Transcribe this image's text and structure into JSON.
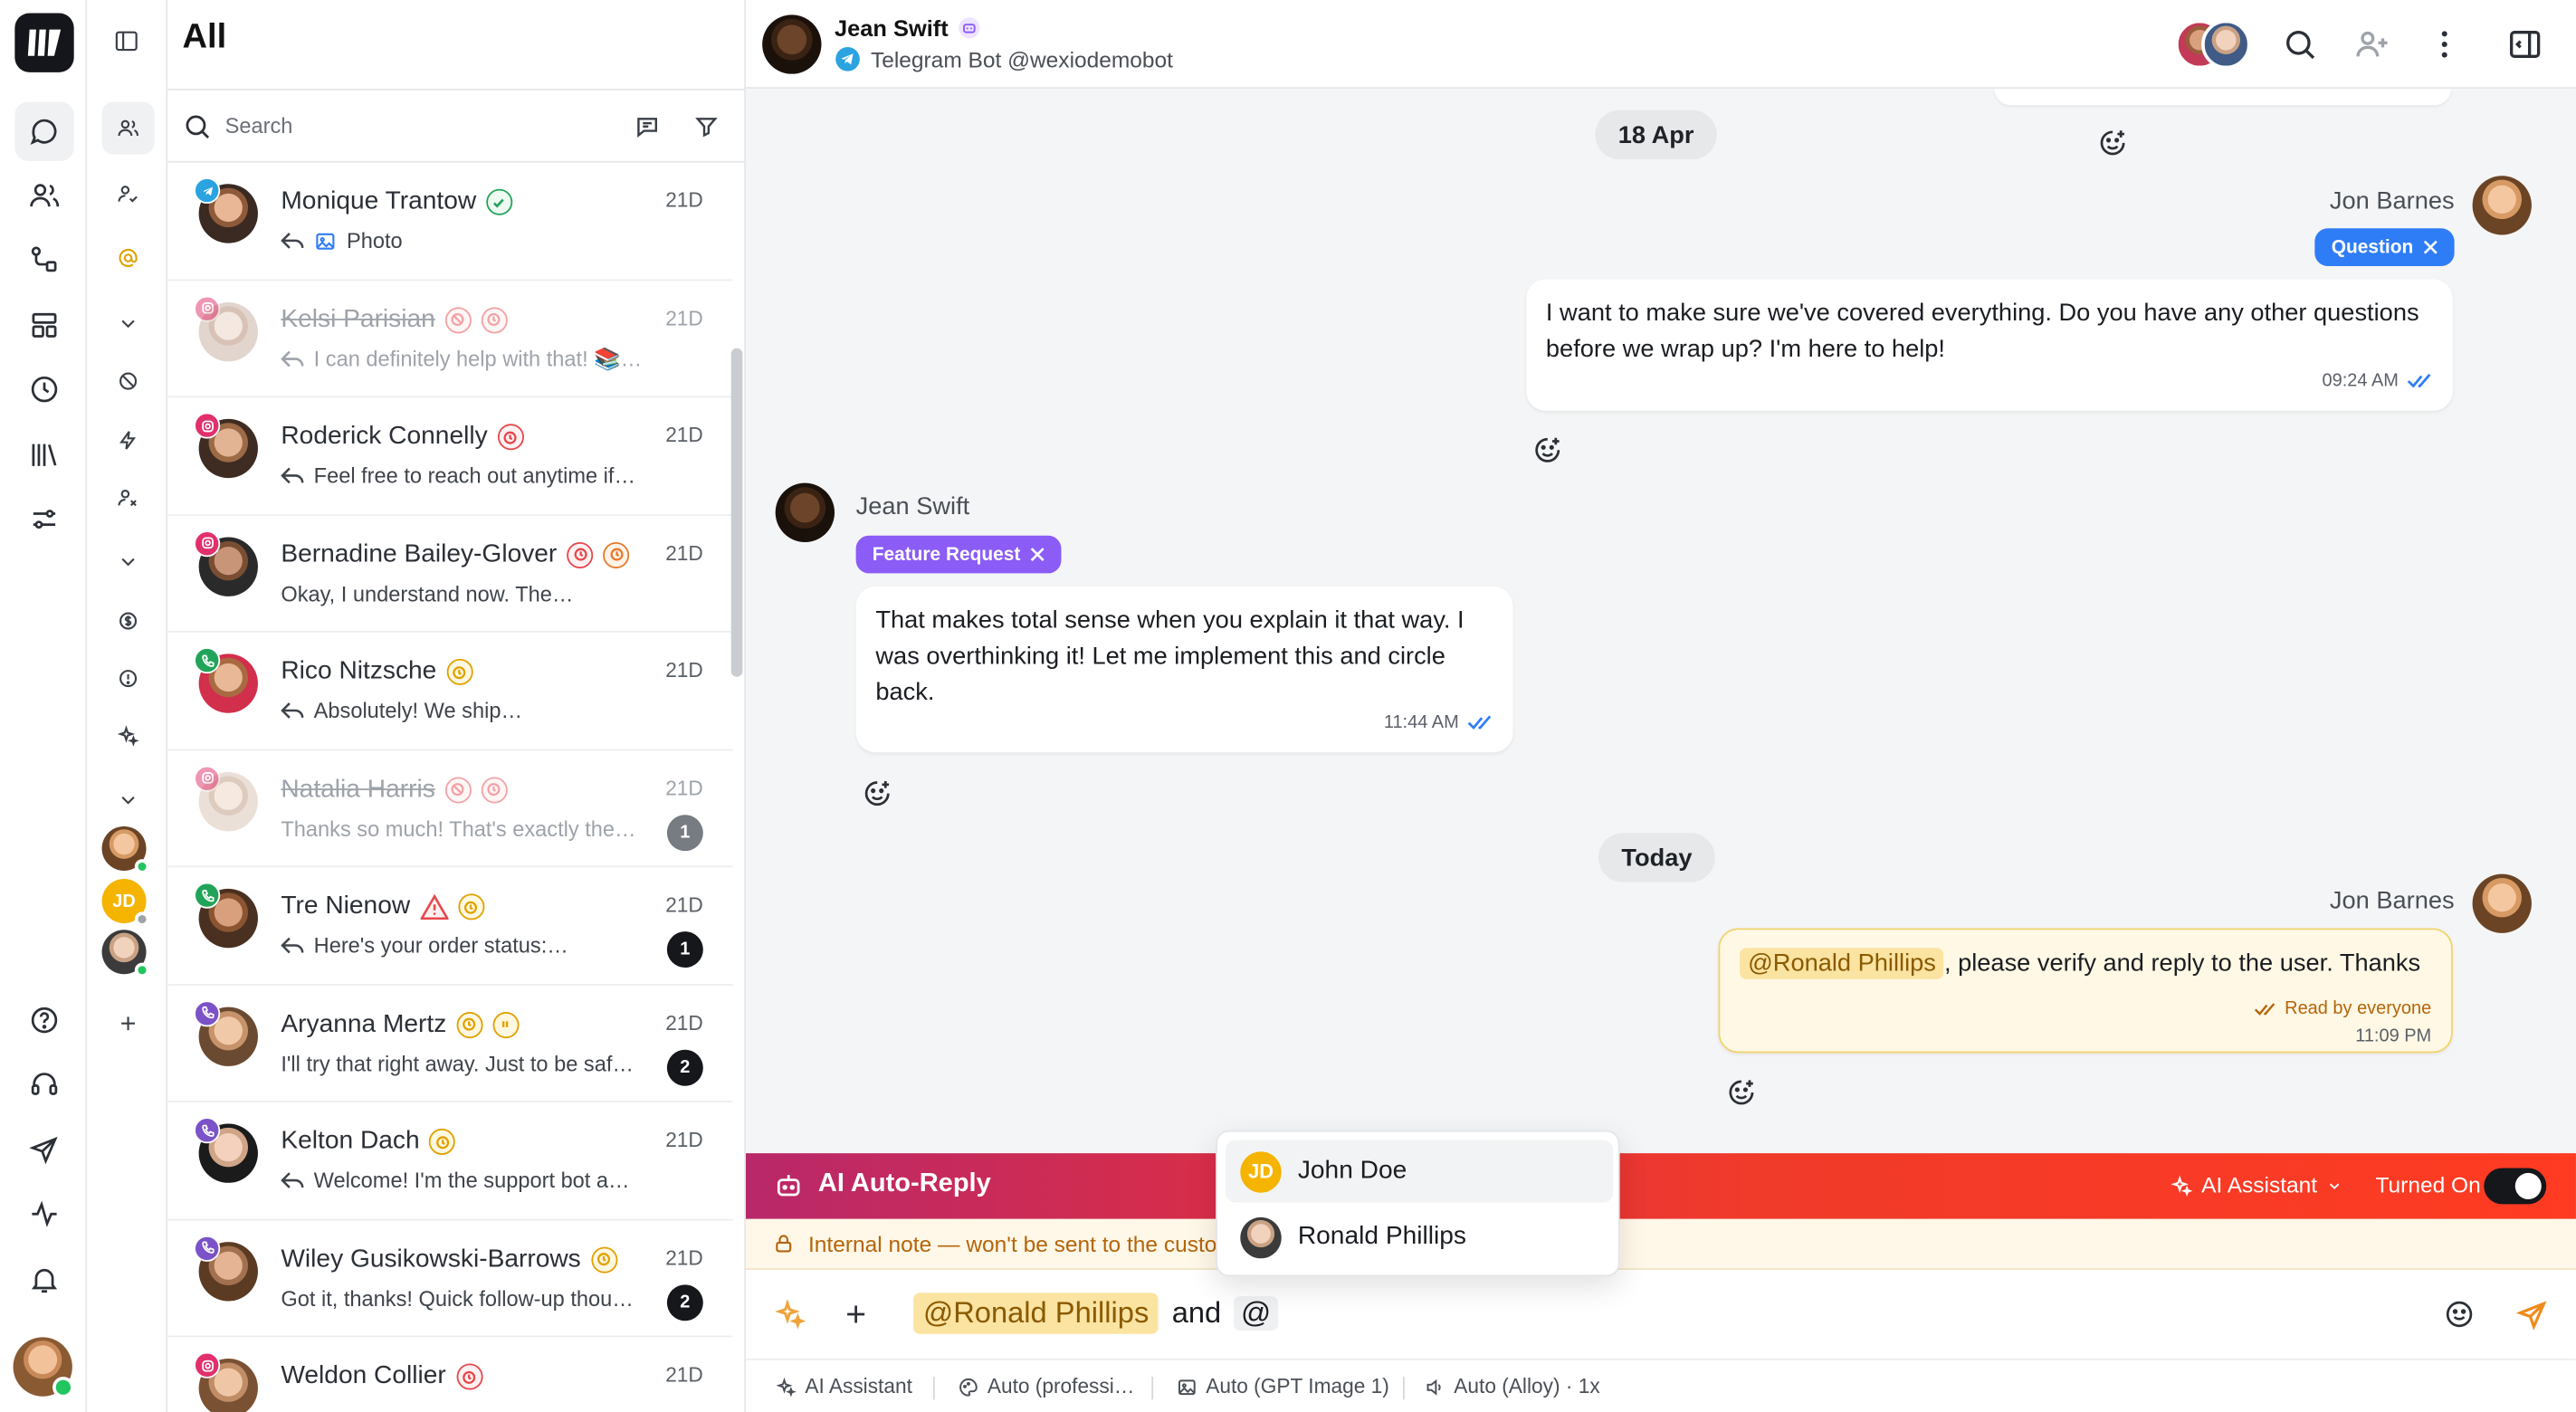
{
  "colors": {
    "accent_blue": "#2f7df6",
    "feature_purple": "#8b5cf6",
    "online_green": "#22c55e",
    "mention_bg": "#fbe3a1",
    "ai_gradient_start": "#b9286a",
    "ai_gradient_end": "#ff3b22"
  },
  "list": {
    "title": "All",
    "search_placeholder": "Search",
    "conversations": [
      {
        "name": "Monique Trantow",
        "preview": "Photo",
        "time": "21D",
        "channel": "telegram",
        "muted": false,
        "statuses": [
          "green"
        ],
        "reply": true,
        "photo": true,
        "badge": null
      },
      {
        "name": "Kelsi Parisian",
        "preview": "I can definitely help with that! 📚…",
        "time": "21D",
        "channel": "instagram",
        "muted": true,
        "statuses": [
          "red-faint-block",
          "red-faint"
        ],
        "reply": true,
        "badge": null
      },
      {
        "name": "Roderick Connelly",
        "preview": "Feel free to reach out anytime if…",
        "time": "21D",
        "channel": "instagram",
        "muted": false,
        "statuses": [
          "red"
        ],
        "reply": true,
        "badge": null
      },
      {
        "name": "Bernadine Bailey-Glover",
        "preview": "Okay, I understand now. The…",
        "time": "21D",
        "channel": "instagram",
        "muted": false,
        "statuses": [
          "red",
          "orange"
        ],
        "reply": false,
        "badge": null
      },
      {
        "name": "Rico Nitzsche",
        "preview": "Absolutely! We ship…",
        "time": "21D",
        "channel": "phone",
        "muted": false,
        "statuses": [
          "amber"
        ],
        "reply": true,
        "badge": null
      },
      {
        "name": "Natalia Harris",
        "preview": "Thanks so much! That's exactly the…",
        "time": "21D",
        "channel": "instagram",
        "muted": true,
        "statuses": [
          "red-faint-block",
          "red-faint"
        ],
        "reply": false,
        "badge": "1"
      },
      {
        "name": "Tre Nienow",
        "preview": "Here's your order status:…",
        "time": "21D",
        "channel": "phone",
        "muted": false,
        "statuses": [
          "red-warn",
          "amber"
        ],
        "reply": true,
        "badge": "1"
      },
      {
        "name": "Aryanna Mertz",
        "preview": "I'll try that right away. Just to be saf…",
        "time": "21D",
        "channel": "viber",
        "muted": false,
        "statuses": [
          "amber",
          "amber-pause"
        ],
        "reply": false,
        "badge": "2"
      },
      {
        "name": "Kelton Dach",
        "preview": "Welcome! I'm the support bot a…",
        "time": "21D",
        "channel": "viber",
        "muted": false,
        "statuses": [
          "amber"
        ],
        "reply": true,
        "badge": null
      },
      {
        "name": "Wiley Gusikowski-Barrows",
        "preview": "Got it, thanks! Quick follow-up thou…",
        "time": "21D",
        "channel": "viber",
        "muted": false,
        "statuses": [
          "amber"
        ],
        "reply": false,
        "badge": "2"
      },
      {
        "name": "Weldon Collier",
        "preview": "",
        "time": "21D",
        "channel": "instagram",
        "muted": false,
        "statuses": [
          "red"
        ],
        "reply": false,
        "badge": null
      }
    ]
  },
  "chat": {
    "contact_name": "Jean Swift",
    "contact_sub": "Telegram Bot @wexiodemobot",
    "date_1": "18 Apr",
    "date_2": "Today",
    "messages": [
      {
        "sender": "Jon Barnes",
        "tag": "Question",
        "text": "I want to make sure we've covered everything. Do you have any other questions before we wrap up? I'm here to help!",
        "time": "09:24 AM"
      },
      {
        "sender": "Jean Swift",
        "tag": "Feature Request",
        "text": "That makes total sense when you explain it that way. I was overthinking it! Let me implement this and circle back.",
        "time": "11:44 AM"
      },
      {
        "sender": "Jon Barnes",
        "mention": "@Ronald Phillips",
        "text": ", please verify and reply to the user. Thanks",
        "read_status": "Read by everyone",
        "time": "11:09 PM"
      }
    ]
  },
  "composer": {
    "ai_autoreply": "AI Auto-Reply",
    "ai_assistant": "AI Assistant",
    "turned_on": "Turned On",
    "internal_note": "Internal note — won't be sent to the custon",
    "draft_mention": "@Ronald Phillips",
    "draft_and": "and",
    "draft_at": "@",
    "mention_options": [
      {
        "initials": "JD",
        "name": "John Doe"
      },
      {
        "initials": "",
        "name": "Ronald Phillips"
      }
    ],
    "toolbar": {
      "ai_assistant": "AI Assistant",
      "style": "Auto (professi…",
      "image_model": "Auto (GPT Image 1)",
      "voice": "Auto (Alloy) · 1x"
    }
  }
}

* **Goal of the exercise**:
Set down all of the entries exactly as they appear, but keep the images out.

* **Task output**:
Transcribe this image's text and structure into JSON.
{
  "colors": {
    "accent_blue": "#2f7df6",
    "feature_purple": "#8b5cf6",
    "online_green": "#22c55e",
    "mention_bg": "#fbe3a1",
    "ai_gradient_start": "#b9286a",
    "ai_gradient_end": "#ff3b22"
  },
  "list": {
    "title": "All",
    "search_placeholder": "Search",
    "conversations": [
      {
        "name": "Monique Trantow",
        "preview": "Photo",
        "time": "21D",
        "channel": "telegram",
        "muted": false,
        "statuses": [
          "green"
        ],
        "reply": true,
        "photo": true,
        "badge": null
      },
      {
        "name": "Kelsi Parisian",
        "preview": "I can definitely help with that! 📚…",
        "time": "21D",
        "channel": "instagram",
        "muted": true,
        "statuses": [
          "red-faint-block",
          "red-faint"
        ],
        "reply": true,
        "badge": null
      },
      {
        "name": "Roderick Connelly",
        "preview": "Feel free to reach out anytime if…",
        "time": "21D",
        "channel": "instagram",
        "muted": false,
        "statuses": [
          "red"
        ],
        "reply": true,
        "badge": null
      },
      {
        "name": "Bernadine Bailey-Glover",
        "preview": "Okay, I understand now. The…",
        "time": "21D",
        "channel": "instagram",
        "muted": false,
        "statuses": [
          "red",
          "orange"
        ],
        "reply": false,
        "badge": null
      },
      {
        "name": "Rico Nitzsche",
        "preview": "Absolutely! We ship…",
        "time": "21D",
        "channel": "phone",
        "muted": false,
        "statuses": [
          "amber"
        ],
        "reply": true,
        "badge": null
      },
      {
        "name": "Natalia Harris",
        "preview": "Thanks so much! That's exactly the…",
        "time": "21D",
        "channel": "instagram",
        "muted": true,
        "statuses": [
          "red-faint-block",
          "red-faint"
        ],
        "reply": false,
        "badge": "1"
      },
      {
        "name": "Tre Nienow",
        "preview": "Here's your order status:…",
        "time": "21D",
        "channel": "phone",
        "muted": false,
        "statuses": [
          "red-warn",
          "amber"
        ],
        "reply": true,
        "badge": "1"
      },
      {
        "name": "Aryanna Mertz",
        "preview": "I'll try that right away. Just to be saf…",
        "time": "21D",
        "channel": "viber",
        "muted": false,
        "statuses": [
          "amber",
          "amber-pause"
        ],
        "reply": false,
        "badge": "2"
      },
      {
        "name": "Kelton Dach",
        "preview": "Welcome! I'm the support bot a…",
        "time": "21D",
        "channel": "viber",
        "muted": false,
        "statuses": [
          "amber"
        ],
        "reply": true,
        "badge": null
      },
      {
        "name": "Wiley Gusikowski-Barrows",
        "preview": "Got it, thanks! Quick follow-up thou…",
        "time": "21D",
        "channel": "viber",
        "muted": false,
        "statuses": [
          "amber"
        ],
        "reply": false,
        "badge": "2"
      },
      {
        "name": "Weldon Collier",
        "preview": "",
        "time": "21D",
        "channel": "instagram",
        "muted": false,
        "statuses": [
          "red"
        ],
        "reply": false,
        "badge": null
      }
    ]
  },
  "chat": {
    "contact_name": "Jean Swift",
    "contact_sub": "Telegram Bot @wexiodemobot",
    "date_1": "18 Apr",
    "date_2": "Today",
    "messages": [
      {
        "sender": "Jon Barnes",
        "tag": "Question",
        "text": "I want to make sure we've covered everything. Do you have any other questions before we wrap up? I'm here to help!",
        "time": "09:24 AM"
      },
      {
        "sender": "Jean Swift",
        "tag": "Feature Request",
        "text": "That makes total sense when you explain it that way. I was overthinking it! Let me implement this and circle back.",
        "time": "11:44 AM"
      },
      {
        "sender": "Jon Barnes",
        "mention": "@Ronald Phillips",
        "text": ", please verify and reply to the user. Thanks",
        "read_status": "Read by everyone",
        "time": "11:09 PM"
      }
    ]
  },
  "composer": {
    "ai_autoreply": "AI Auto-Reply",
    "ai_assistant": "AI Assistant",
    "turned_on": "Turned On",
    "internal_note": "Internal note — won't be sent to the custon",
    "draft_mention": "@Ronald Phillips",
    "draft_and": "and",
    "draft_at": "@",
    "mention_options": [
      {
        "initials": "JD",
        "name": "John Doe"
      },
      {
        "initials": "",
        "name": "Ronald Phillips"
      }
    ],
    "toolbar": {
      "ai_assistant": "AI Assistant",
      "style": "Auto (professi…",
      "image_model": "Auto (GPT Image 1)",
      "voice": "Auto (Alloy) · 1x"
    }
  }
}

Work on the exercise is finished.